**** Exercise materials ****
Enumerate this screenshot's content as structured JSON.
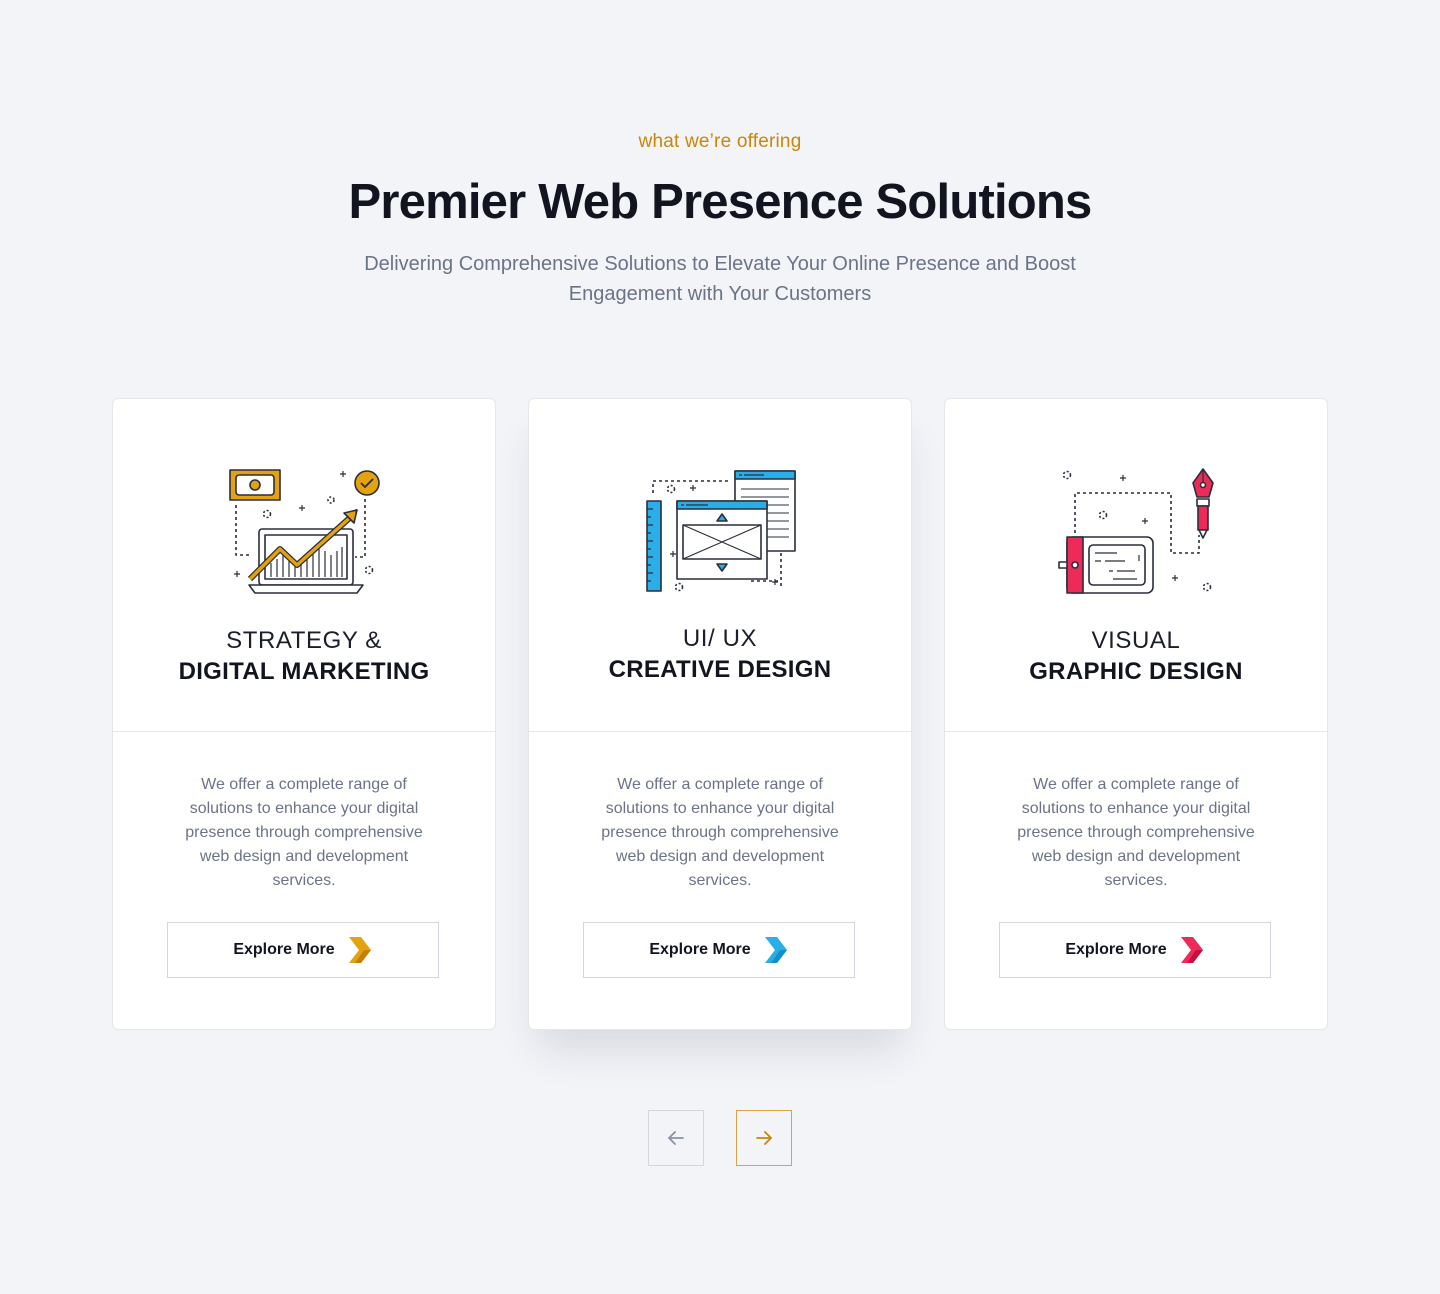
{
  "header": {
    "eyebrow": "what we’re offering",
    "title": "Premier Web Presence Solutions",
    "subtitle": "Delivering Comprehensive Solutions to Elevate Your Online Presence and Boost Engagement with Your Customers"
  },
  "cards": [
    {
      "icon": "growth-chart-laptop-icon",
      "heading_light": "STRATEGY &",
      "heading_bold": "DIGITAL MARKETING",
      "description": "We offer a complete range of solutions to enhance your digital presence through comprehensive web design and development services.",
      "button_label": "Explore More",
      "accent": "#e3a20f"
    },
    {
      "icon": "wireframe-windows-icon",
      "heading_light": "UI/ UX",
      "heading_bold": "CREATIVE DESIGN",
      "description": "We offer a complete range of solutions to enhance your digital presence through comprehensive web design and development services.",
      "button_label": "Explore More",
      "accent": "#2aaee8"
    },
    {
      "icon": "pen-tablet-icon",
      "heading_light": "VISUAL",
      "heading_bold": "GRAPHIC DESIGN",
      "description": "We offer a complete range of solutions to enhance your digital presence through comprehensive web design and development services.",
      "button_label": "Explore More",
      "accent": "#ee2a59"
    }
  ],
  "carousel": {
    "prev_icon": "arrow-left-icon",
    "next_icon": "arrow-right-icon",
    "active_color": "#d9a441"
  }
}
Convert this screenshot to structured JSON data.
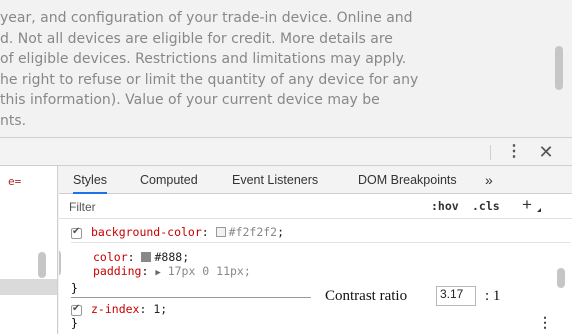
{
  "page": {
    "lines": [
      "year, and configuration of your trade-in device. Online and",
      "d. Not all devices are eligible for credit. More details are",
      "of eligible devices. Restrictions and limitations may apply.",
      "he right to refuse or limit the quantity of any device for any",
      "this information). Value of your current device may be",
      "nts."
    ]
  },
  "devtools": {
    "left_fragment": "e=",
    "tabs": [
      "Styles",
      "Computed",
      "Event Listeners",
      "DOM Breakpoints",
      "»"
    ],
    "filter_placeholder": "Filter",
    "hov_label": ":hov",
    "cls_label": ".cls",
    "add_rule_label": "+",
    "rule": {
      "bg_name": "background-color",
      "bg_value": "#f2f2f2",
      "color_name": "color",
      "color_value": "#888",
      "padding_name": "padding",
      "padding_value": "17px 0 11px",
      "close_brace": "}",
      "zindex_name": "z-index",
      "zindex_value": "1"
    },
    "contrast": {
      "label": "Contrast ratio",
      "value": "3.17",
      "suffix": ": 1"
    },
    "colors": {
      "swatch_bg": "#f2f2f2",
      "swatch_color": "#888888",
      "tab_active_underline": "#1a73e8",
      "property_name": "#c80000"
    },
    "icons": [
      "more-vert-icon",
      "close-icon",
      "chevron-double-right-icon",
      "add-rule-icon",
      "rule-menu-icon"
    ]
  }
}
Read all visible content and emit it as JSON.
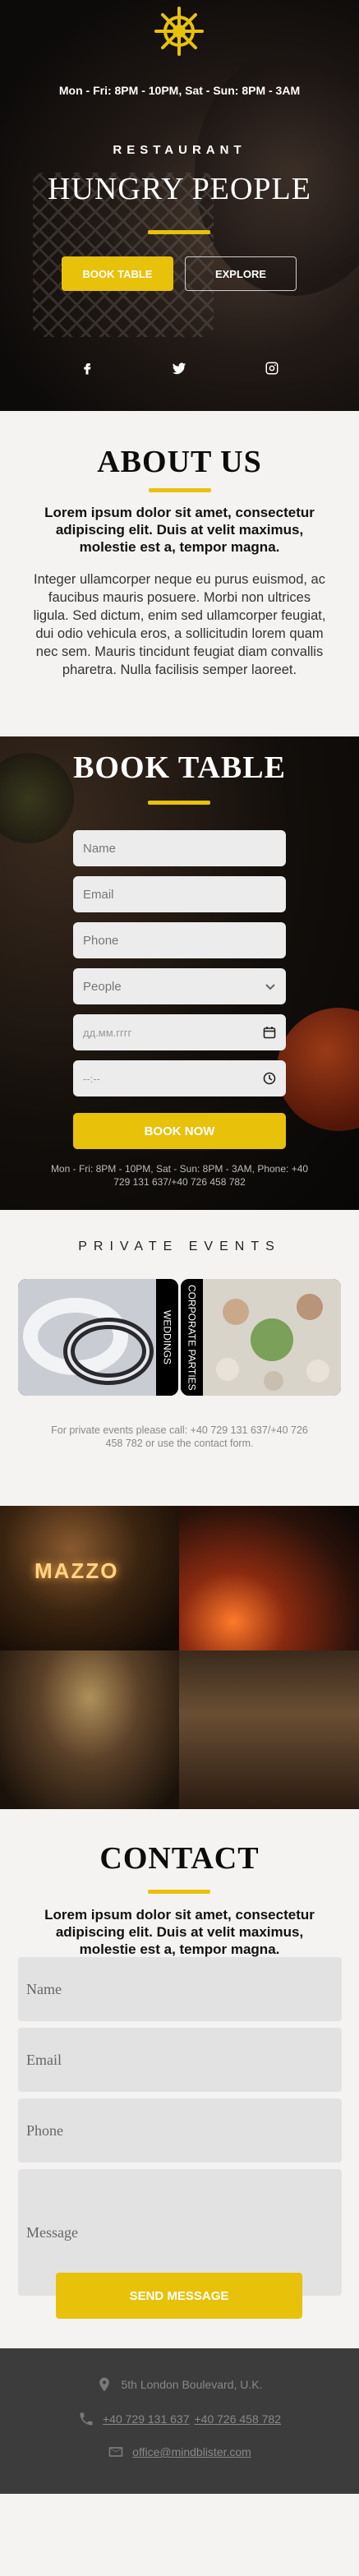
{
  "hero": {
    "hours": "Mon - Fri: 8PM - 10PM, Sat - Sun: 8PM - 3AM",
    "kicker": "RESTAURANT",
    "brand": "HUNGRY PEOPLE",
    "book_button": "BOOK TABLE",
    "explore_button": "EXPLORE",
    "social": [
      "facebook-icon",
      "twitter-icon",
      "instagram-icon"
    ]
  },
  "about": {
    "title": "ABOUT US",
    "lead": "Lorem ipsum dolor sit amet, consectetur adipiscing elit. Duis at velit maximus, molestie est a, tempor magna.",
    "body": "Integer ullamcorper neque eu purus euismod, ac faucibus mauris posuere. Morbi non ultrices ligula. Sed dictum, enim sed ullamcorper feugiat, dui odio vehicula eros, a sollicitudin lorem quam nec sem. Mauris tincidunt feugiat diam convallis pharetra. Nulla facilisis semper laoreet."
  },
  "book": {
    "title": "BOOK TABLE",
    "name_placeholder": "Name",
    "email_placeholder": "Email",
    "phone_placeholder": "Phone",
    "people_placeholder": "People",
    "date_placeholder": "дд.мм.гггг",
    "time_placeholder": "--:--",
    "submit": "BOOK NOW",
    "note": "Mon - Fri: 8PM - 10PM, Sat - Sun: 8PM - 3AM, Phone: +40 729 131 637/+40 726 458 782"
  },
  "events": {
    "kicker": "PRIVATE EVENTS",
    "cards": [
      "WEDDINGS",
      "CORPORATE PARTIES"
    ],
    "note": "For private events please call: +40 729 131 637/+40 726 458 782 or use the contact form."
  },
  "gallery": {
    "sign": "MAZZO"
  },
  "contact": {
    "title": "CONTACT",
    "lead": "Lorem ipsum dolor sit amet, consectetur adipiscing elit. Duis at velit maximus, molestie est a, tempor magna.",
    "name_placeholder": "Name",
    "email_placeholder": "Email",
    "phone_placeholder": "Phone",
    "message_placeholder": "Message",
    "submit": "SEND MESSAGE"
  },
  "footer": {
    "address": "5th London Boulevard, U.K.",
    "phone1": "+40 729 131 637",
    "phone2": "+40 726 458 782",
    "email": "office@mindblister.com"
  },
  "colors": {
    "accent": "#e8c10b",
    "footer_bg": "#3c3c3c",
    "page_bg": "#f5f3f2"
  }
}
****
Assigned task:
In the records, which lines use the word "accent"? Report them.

Your solution:
      "accent": "#e3a20f"
      "accent": "#2aaee8"
      "accent": "#ee2a59"
    "accent": "#e8c10b",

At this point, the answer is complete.